  • 7) Uh, so we're on Bespin now. Boba stupid Fett has Han in carbonite, and he's taking him to his ship. Luke starts walking by, and, apparently, Boba Fett recognizes that this guy in a white jump suit (of which there are probably many on Bespin!) is an enemy. He must be an enemy of him, personally, too, because Boba Fett isn't actually an Imperial employee, right? He's a bounty hunter. He looks out for number one. It doesn't make any sense for him to just start shooting at Luke.

  • 8) The remote controlled guy is absurd. Not only does he look absurd, but the idea that you would have a guy that you control remotely doesn't make much sense, when you could probably have a droid to be a lot cheaper. On second thought, if all protocol droids are like 3P0, maybe a silent, remote controlled human assistant is a much better alternative.

  • 9) Lando's boys show up to rescue Leia and Chewie, and the stormtroopers just put up their hands and surrender. What the hell?! These are STORMTROOPERS. Supposedly a feared force in the galaxy! They don't just surrender without a fight to a bunch of unarmored scrubs with hand blasters. Not a single shot was fired! Of course, as we've come to realize, any shots fired would miss anyway. Maybe they were just being efficient.

  • 10) C-3P0 tells R2 to quickly plug into a wall socket to hook up to the computer. R2 blithely obeys, only to find out that it is not a computer terminal at all, but a power socket! Considering R2 is the one that does the interfacing, don't you think he would have known exactly what he was plugging his arm into?
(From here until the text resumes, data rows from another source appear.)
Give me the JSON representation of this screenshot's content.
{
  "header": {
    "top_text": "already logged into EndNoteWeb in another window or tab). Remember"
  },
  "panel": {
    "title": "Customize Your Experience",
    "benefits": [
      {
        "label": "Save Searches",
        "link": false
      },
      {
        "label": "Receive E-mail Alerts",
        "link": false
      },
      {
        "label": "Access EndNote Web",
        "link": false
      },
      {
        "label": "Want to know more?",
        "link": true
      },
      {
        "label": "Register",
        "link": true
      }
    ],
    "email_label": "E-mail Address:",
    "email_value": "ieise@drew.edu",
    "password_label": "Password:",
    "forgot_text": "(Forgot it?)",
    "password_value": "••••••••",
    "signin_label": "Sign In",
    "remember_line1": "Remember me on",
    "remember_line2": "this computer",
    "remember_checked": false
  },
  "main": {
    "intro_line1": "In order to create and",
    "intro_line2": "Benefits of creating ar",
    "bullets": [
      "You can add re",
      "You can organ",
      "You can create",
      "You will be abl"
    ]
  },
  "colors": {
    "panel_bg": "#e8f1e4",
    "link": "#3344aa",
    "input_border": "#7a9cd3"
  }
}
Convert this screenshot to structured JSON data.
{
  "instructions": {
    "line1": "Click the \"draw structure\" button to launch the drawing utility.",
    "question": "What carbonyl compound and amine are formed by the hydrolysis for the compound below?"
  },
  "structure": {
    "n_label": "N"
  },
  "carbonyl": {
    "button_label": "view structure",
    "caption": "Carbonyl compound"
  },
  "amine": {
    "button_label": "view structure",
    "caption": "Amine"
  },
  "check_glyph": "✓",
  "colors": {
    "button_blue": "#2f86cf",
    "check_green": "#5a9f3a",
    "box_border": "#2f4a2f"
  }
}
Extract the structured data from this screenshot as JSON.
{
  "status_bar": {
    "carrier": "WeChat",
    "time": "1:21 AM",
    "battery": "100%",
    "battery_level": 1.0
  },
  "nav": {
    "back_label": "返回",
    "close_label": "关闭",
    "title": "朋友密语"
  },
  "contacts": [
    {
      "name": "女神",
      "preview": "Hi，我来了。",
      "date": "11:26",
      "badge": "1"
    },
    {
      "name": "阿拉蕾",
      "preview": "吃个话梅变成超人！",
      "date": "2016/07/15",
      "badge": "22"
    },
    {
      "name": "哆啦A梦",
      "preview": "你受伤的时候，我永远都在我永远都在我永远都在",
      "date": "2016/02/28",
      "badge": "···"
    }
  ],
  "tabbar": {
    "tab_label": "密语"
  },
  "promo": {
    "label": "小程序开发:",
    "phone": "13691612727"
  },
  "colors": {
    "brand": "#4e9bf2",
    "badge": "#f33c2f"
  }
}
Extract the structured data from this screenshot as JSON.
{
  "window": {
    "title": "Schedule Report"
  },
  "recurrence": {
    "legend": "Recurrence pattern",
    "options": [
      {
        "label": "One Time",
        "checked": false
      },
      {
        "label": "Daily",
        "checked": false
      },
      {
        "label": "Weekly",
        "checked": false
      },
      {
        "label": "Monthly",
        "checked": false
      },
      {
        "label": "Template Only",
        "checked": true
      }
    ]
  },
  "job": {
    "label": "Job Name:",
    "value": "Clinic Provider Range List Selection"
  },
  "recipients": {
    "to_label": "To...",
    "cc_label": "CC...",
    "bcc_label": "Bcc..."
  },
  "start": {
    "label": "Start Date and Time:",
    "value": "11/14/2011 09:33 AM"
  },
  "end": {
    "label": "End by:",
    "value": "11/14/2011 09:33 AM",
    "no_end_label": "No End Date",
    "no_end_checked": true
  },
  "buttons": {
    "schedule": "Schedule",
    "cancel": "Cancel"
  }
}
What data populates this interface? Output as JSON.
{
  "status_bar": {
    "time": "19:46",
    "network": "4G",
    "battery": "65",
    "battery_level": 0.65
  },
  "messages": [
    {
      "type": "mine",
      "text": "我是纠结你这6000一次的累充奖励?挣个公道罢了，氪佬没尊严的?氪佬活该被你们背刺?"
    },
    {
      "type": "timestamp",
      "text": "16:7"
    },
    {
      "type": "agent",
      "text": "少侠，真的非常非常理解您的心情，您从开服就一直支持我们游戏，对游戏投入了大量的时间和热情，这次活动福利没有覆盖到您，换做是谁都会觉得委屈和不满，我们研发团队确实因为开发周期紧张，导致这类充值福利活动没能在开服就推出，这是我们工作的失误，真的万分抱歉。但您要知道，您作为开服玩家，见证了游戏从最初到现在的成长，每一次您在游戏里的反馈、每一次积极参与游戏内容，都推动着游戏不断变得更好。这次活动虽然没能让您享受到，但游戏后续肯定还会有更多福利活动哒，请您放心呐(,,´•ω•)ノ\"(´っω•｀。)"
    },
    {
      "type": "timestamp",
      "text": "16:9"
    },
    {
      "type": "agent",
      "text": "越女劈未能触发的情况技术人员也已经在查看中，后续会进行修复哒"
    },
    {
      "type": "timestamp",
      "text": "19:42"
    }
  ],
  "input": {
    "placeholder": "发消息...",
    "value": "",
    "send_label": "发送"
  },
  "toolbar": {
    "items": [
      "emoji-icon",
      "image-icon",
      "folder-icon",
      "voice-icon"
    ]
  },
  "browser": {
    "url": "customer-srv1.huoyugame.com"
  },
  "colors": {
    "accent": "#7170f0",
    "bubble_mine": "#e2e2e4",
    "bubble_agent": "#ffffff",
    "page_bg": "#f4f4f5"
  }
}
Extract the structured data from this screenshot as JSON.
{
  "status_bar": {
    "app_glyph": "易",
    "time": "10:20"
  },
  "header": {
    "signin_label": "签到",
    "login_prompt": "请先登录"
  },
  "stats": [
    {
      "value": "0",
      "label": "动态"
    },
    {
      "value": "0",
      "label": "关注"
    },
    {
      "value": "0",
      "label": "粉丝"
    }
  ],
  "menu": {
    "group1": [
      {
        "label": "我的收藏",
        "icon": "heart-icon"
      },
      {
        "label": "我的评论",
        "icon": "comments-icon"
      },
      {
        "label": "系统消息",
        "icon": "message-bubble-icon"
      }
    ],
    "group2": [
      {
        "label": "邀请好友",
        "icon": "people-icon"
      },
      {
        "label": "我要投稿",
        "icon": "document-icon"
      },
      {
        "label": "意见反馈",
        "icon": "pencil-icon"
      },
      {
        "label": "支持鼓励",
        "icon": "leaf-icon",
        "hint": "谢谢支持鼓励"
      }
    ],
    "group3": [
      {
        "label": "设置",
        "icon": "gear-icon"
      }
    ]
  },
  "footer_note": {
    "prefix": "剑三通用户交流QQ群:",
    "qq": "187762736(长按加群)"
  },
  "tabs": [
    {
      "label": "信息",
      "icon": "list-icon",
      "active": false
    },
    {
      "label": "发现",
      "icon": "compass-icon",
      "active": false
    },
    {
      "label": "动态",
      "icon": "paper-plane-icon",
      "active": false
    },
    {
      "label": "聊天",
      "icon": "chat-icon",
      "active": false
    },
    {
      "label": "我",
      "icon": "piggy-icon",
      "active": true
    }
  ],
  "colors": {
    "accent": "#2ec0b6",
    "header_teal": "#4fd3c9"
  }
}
Ridiculous.

  • 11) The Falcon is skirting so close to the Super Star Destroyer that Lando could climb out the airlock and slap a bumper sticker on there that says "Need Tibana Gas? Buy Bespin!", but apparently they are NOT in range of the tractor beams. Seems to me that that would be a critical design flaw...too close to be shot, too close to be tractored. Where did the Empire hire their engineers, Coney Island University? (that's a Futurama reference)

  • 12) The movie ends with Lando and Chewie going off to look for Jabba. Uh, excuse me? It seems to me that Chewie would know damn well where Jabba is, seeing as he and Han were working off of Tatooine in the last movie. Also, the end of this movie and the beginning of the next movie don't quite gel together in this same way, but I put that as a fault to Return of the Jedi rather than to this movie. This is otherwise a really great ending of a "dark" second chapter.